POAH believes that affordable housing exists to serve its residents – and that applying trauma-informed principles to affordable housing is an idea whose time has come.

Working with residents and staff at four of its developments, POAH will develop and implement changes to resident services programs, property management practices and to the physical design of the sites, testing for efficacy along the way. Suggestions might include creating better sight lines in lobbies and corridors, introducing healing color palettes and reconfiguring where staff sit in public areas. The team will work with key partners to document physical layout redesigns and systems changes, making sure what works is replicable.

As “codesigners,” residents will help ensure that both the process and outcomes promote racial justice, cultural relevance and value beyond the two-year grant. Testing for scalability across POAH’s 120 properties will undoubtedly produce insights that can be applied toward systems change to the broader multifamily industry and beyond.

“The grant’s incredible technical assistance component is unprecedented. The chance to leverage that much expertise in collaboration with Enterprise and with the support of Wells Fargo gives us the opportunity to really accelerate our breakthrough idea.”
― Julianna Stuart, POAH Communities

Preservation of Affordable Housing also will draw on its partnerships with key federal and state agencies to advance regulatory changes that support resident-centered, trauma-resilient approaches.

Partners:

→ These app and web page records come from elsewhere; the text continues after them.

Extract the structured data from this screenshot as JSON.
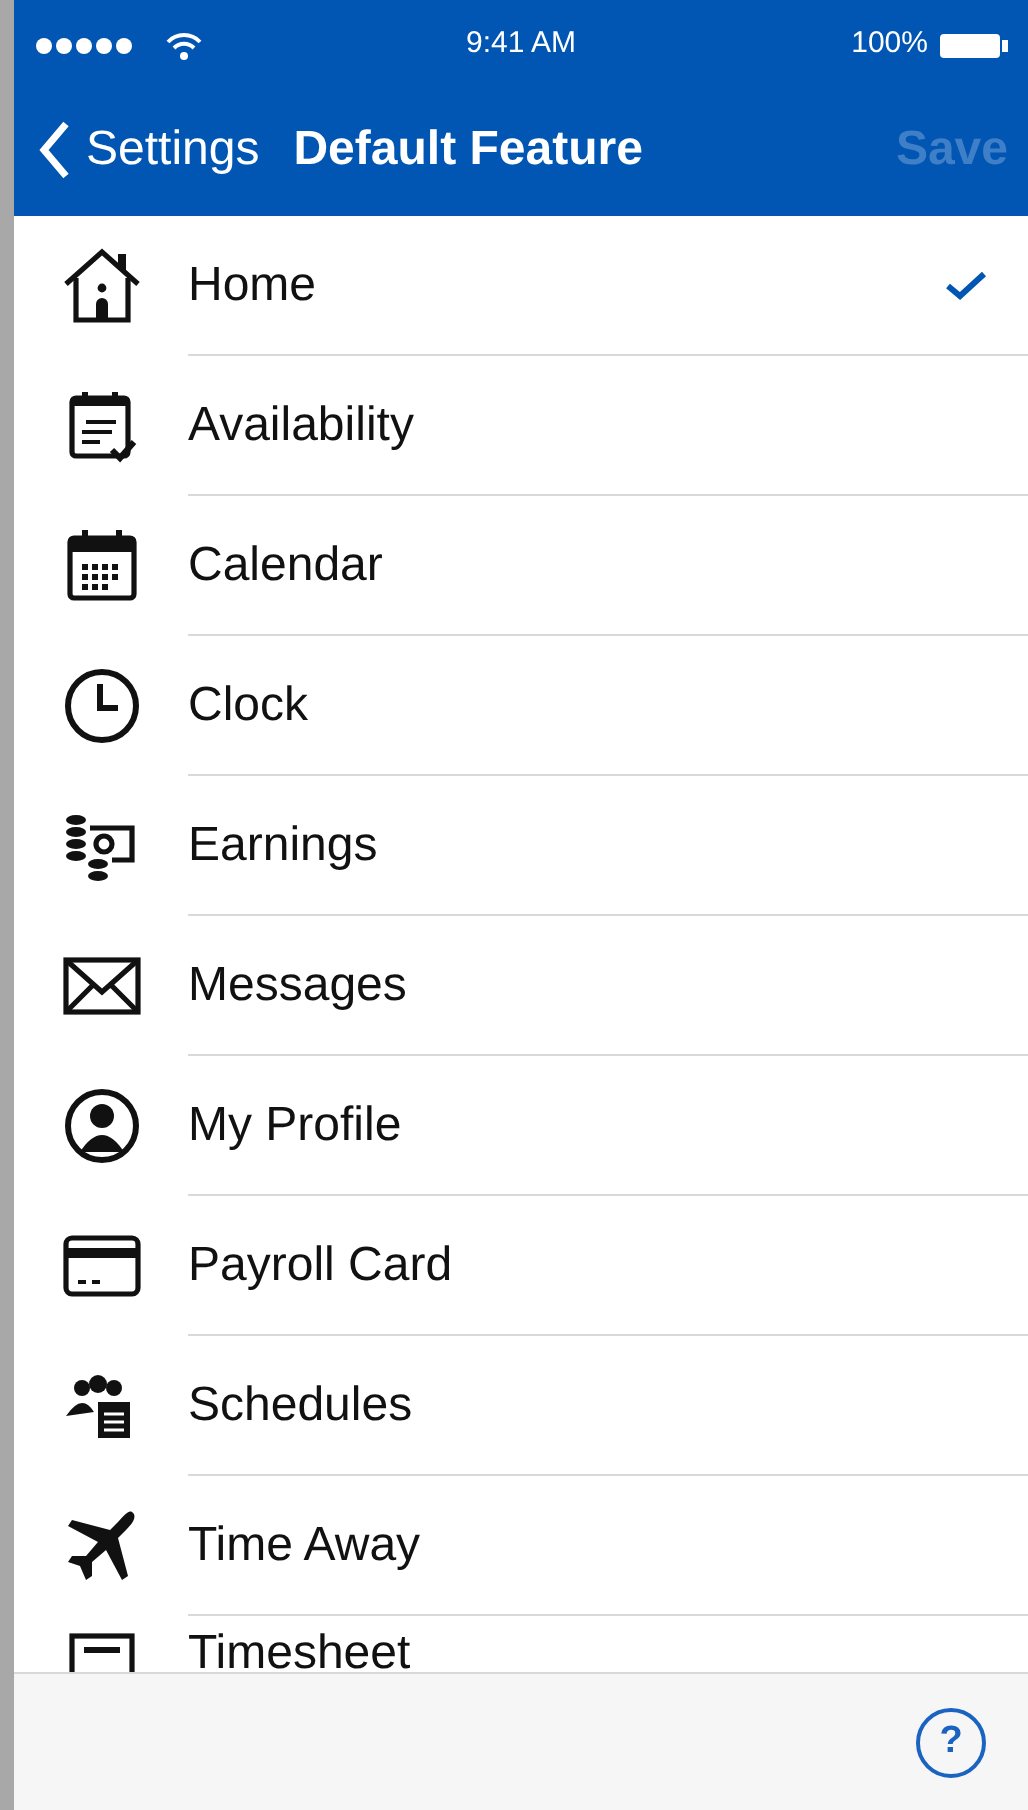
{
  "status_bar": {
    "time": "9:41 AM",
    "battery": "100%"
  },
  "nav_bar": {
    "back": "Settings",
    "title": "Default Feature",
    "action": {
      "label": "Save",
      "disabled": true
    }
  },
  "features": [
    {
      "label": "Home",
      "selected": true
    },
    {
      "label": "Availability",
      "selected": false
    },
    {
      "label": "Calendar",
      "selected": false
    },
    {
      "label": "Clock",
      "selected": false
    },
    {
      "label": "Earnings",
      "selected": false
    },
    {
      "label": "Messages",
      "selected": false
    },
    {
      "label": "My Profile",
      "selected": false
    },
    {
      "label": "Payroll Card",
      "selected": false
    },
    {
      "label": "Schedules",
      "selected": false
    },
    {
      "label": "Time Away",
      "selected": false
    },
    {
      "label": "Timesheet",
      "selected": false
    }
  ],
  "footer": {
    "help": "?"
  }
}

  • Stewards of Affordable Housing for the Future (SAHF)
  • Truman Medical Centers’ Center for Trauma Informed Innovation
  • Community Services League
  • Design Impact
  • MASS Design Group
Workers planting a tree

INTENDED RESULTS

The current – sometimes vicious – cycle of compliance was primarily designed to serve funders and public agencies, with limited resident involvement and engagement. Infusing a trauma-informed approach across the affordable housing ecosystem will create a fundamental shift in awareness and practice that moves from asking residents “What’s wrong with you?” to “What happened to you?”

Designing Trauma-Resilient Communities envisions a more equitable model for affordable housing that reduces evictions; improves resident and staff retention; promotes health through physical design; and leads to helping residents gain the resiliency to pursue and realize their hopes and goals.